don't have to be an expert to know that enterprise resource planning
(ERP) is one of the most costly technology initiatives that an
organization can implement. While it is very difficult to provide
global costing guidelines, there are some important considerations
that can help you estimate your total expense for implementing ERP.
Here is an overview of four cost factors associated with staffing
during an ERP implementation. These factors will likely weigh into
your decision about whether you should purchase a packaged ERP
system from a vendor or if you should custom build an ERP solution
|Second article in a series
|This is the second article in a series on
ERP and the factors you should consider when building or
buying an ERP system for your organization.
The first installment discussed the differences in
packaged vs. custom ERP software.
Plan for human costs
The costs of installation, implementation, and data migration
generally run about three to four times the original cost of the
packaged ERP software. For example, if your software costs $2
million, you can expect to pay an additional $6 million to $8
million for consulting services to get the system into production.
TechRepublic members shared general cost information in a recent
survey. (See Figure A.)
Consider remote consulting
If your organization is located in a major metropolitan area, you
will likely have lower consulting costs. For example, an ERP project
in South Dakota may cost double the rate of the same system
developed in Los Angeles.
This factor is present because the rates are more stable and
competitive in larger cities.
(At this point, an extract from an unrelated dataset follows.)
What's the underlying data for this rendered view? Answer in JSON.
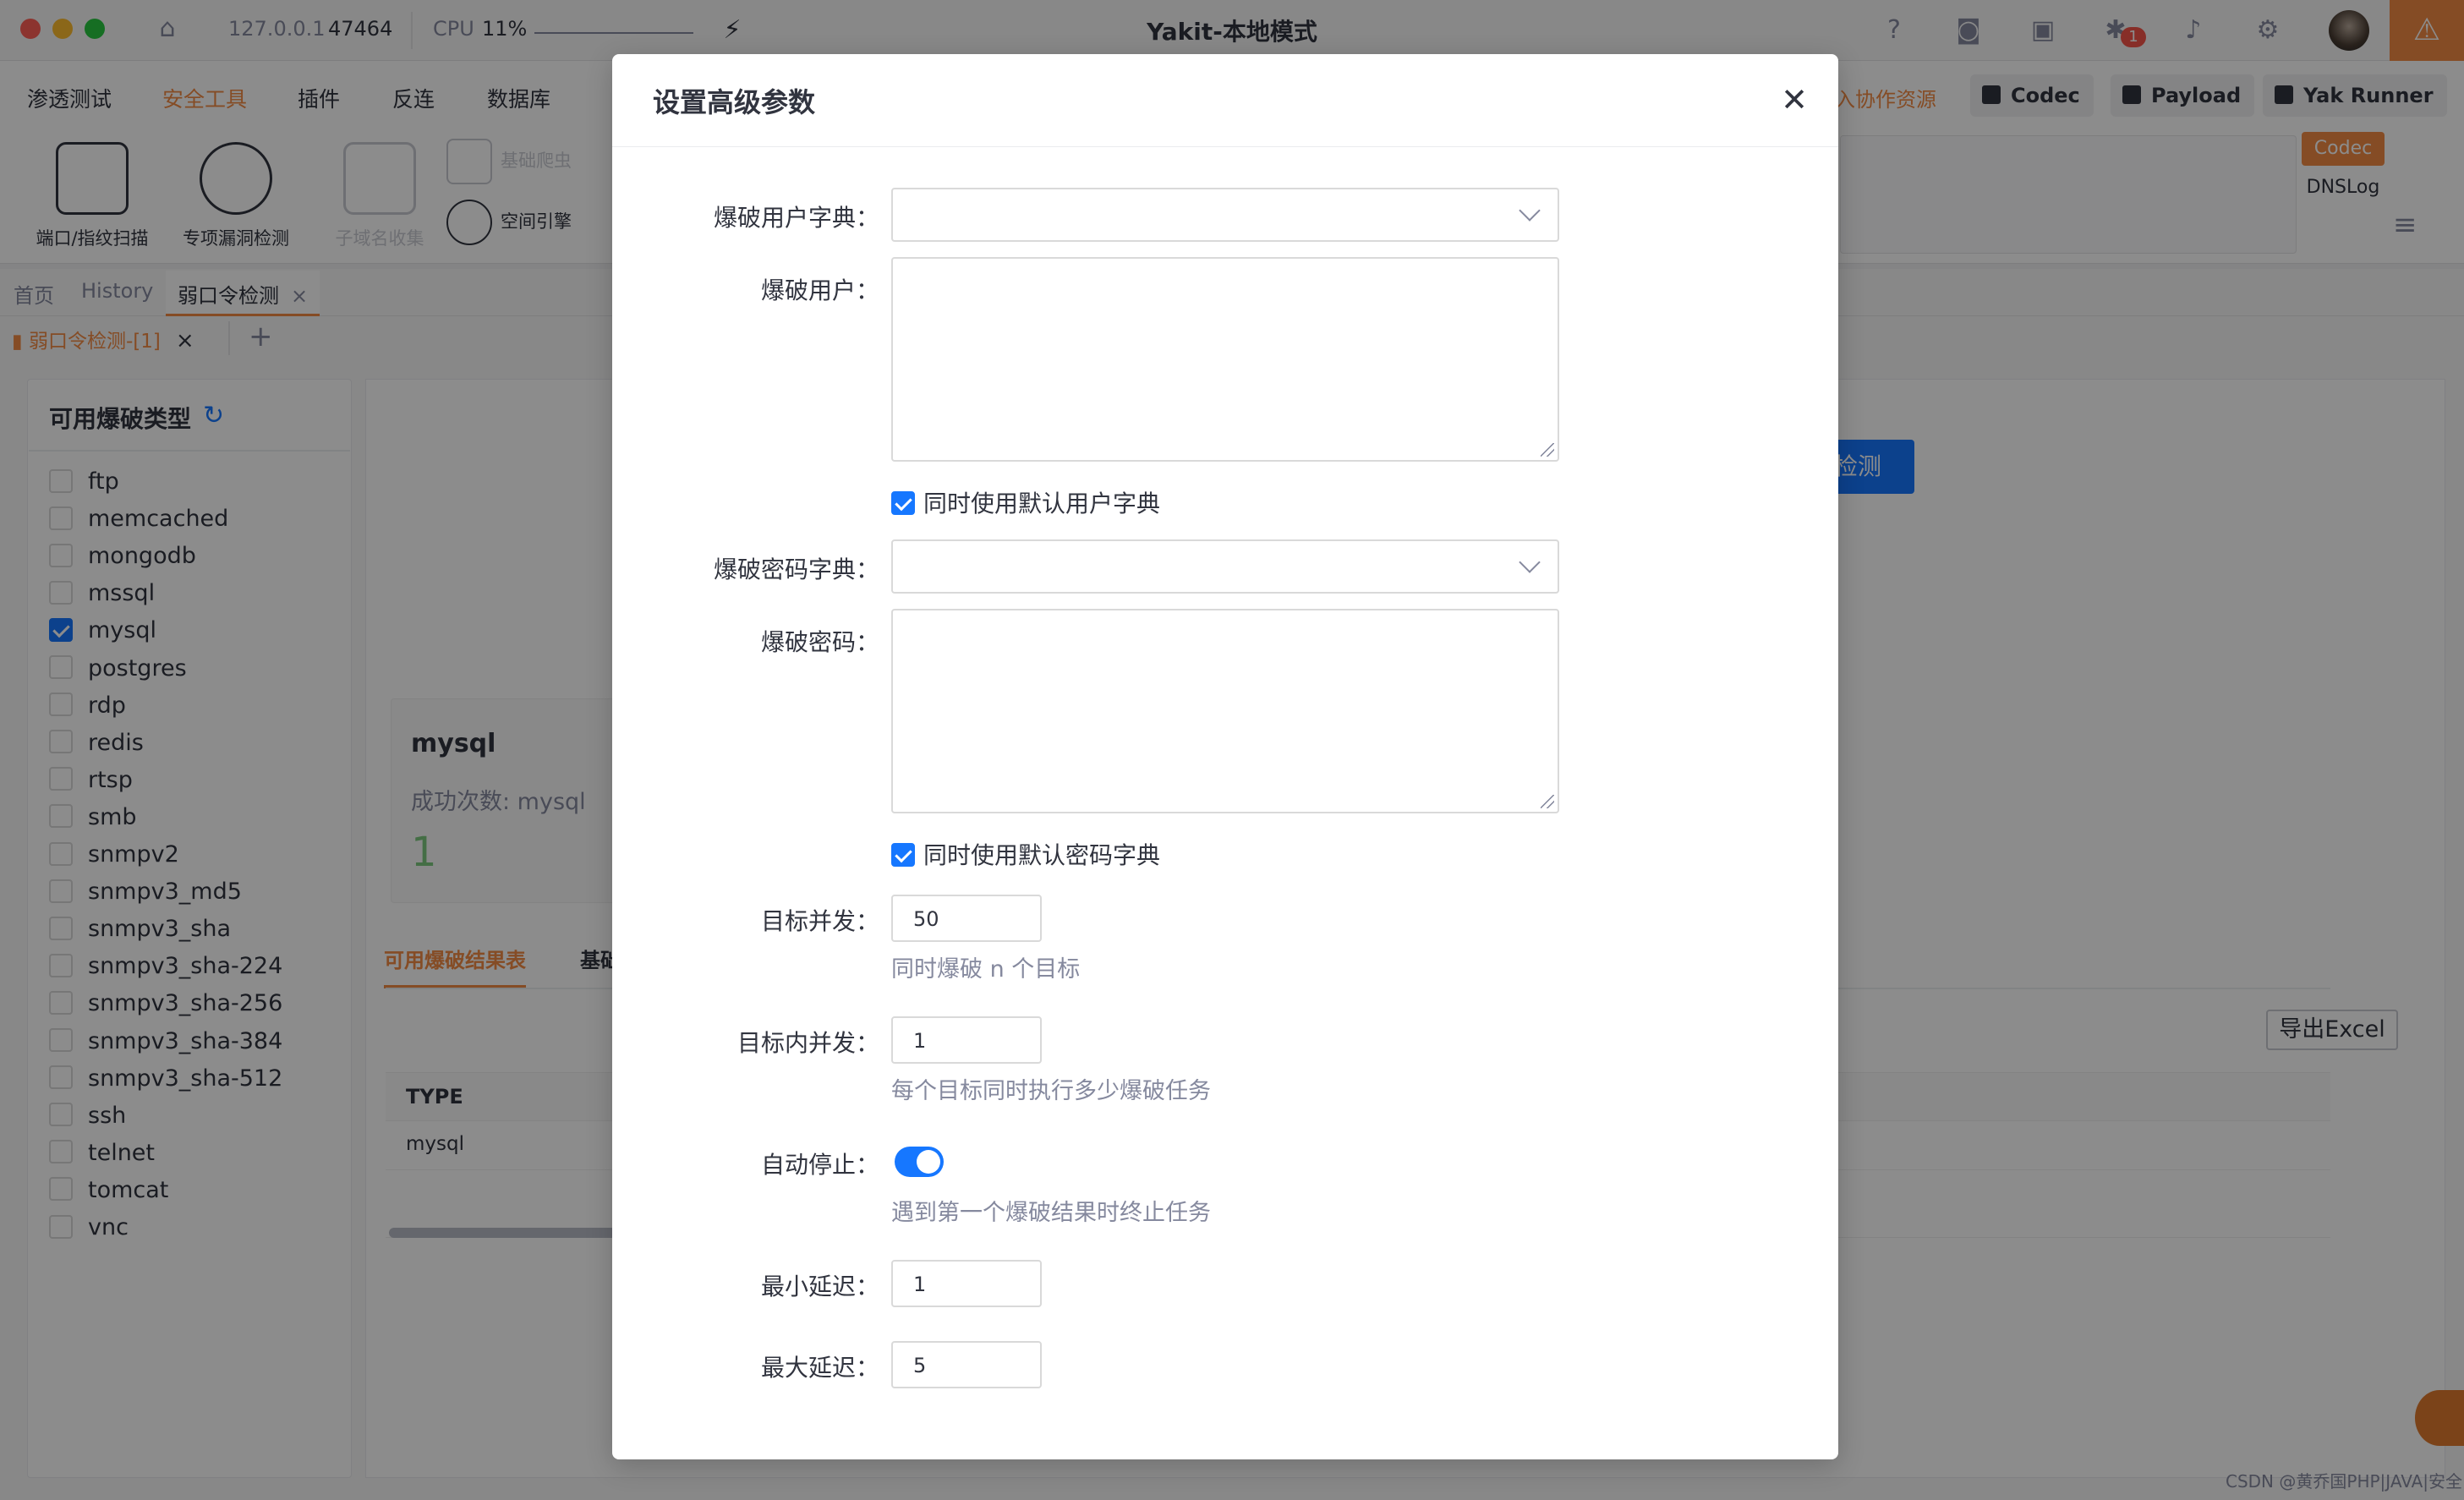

Organizations located in smaller
cities may have to pay their vendor for consulting services at a
rate much higher than the market average. If your company is located
in a smaller city or rural area, you may want to use off-site
consulting and hire consultants who work from home.
Transition your IT staff
It's interesting that a recent survey of TechRepublic members
determined that end-user adoption of an ERP package was the greatest
concern among IT professionals (see Figure B).
Analysts confirm that training end users is a significant expense.
In a recent report on SAP
end-user training, Gartner
suggests that, at a minimum, enterprises should allocate 17 percent
of the total cost of an ERP project to training. Gartner research
also found that companies that budget less than 13 percent of their
costs for training are three times more likely to see their ERP
projects run over time and over budget when compared with companies
that spend 17 percent or more on training.
But end users aren't the only staff members who should concern you.
Staff turnover among developers is common in organizations that are
implementing an ERP solution. If you choose to purchase a packaged
ERP solution, be prepared for staff turnover. In many cases,
programmers will be excited to learn a new technology, while others
are reluctant to embrace change. On the average, IT managers can
expect to lose up to 40 percent of their IT staff, primarily those
programmers who are unwilling or unable to master the new software.
Avoid the illusions of false savings
Many managers choose to purchase a prewritten ERP solution under the
assumption that because the software is prewritten, they can
downsize their IT staff. In reality, prewritten packages require IT
personnel to locate bugs and apply patches to the packaged software.
There are seldom any real human savings associated with adopting a
prewritten ERP package. In practice, your IT staff will remain about
the same size, with your old programmers being replaced with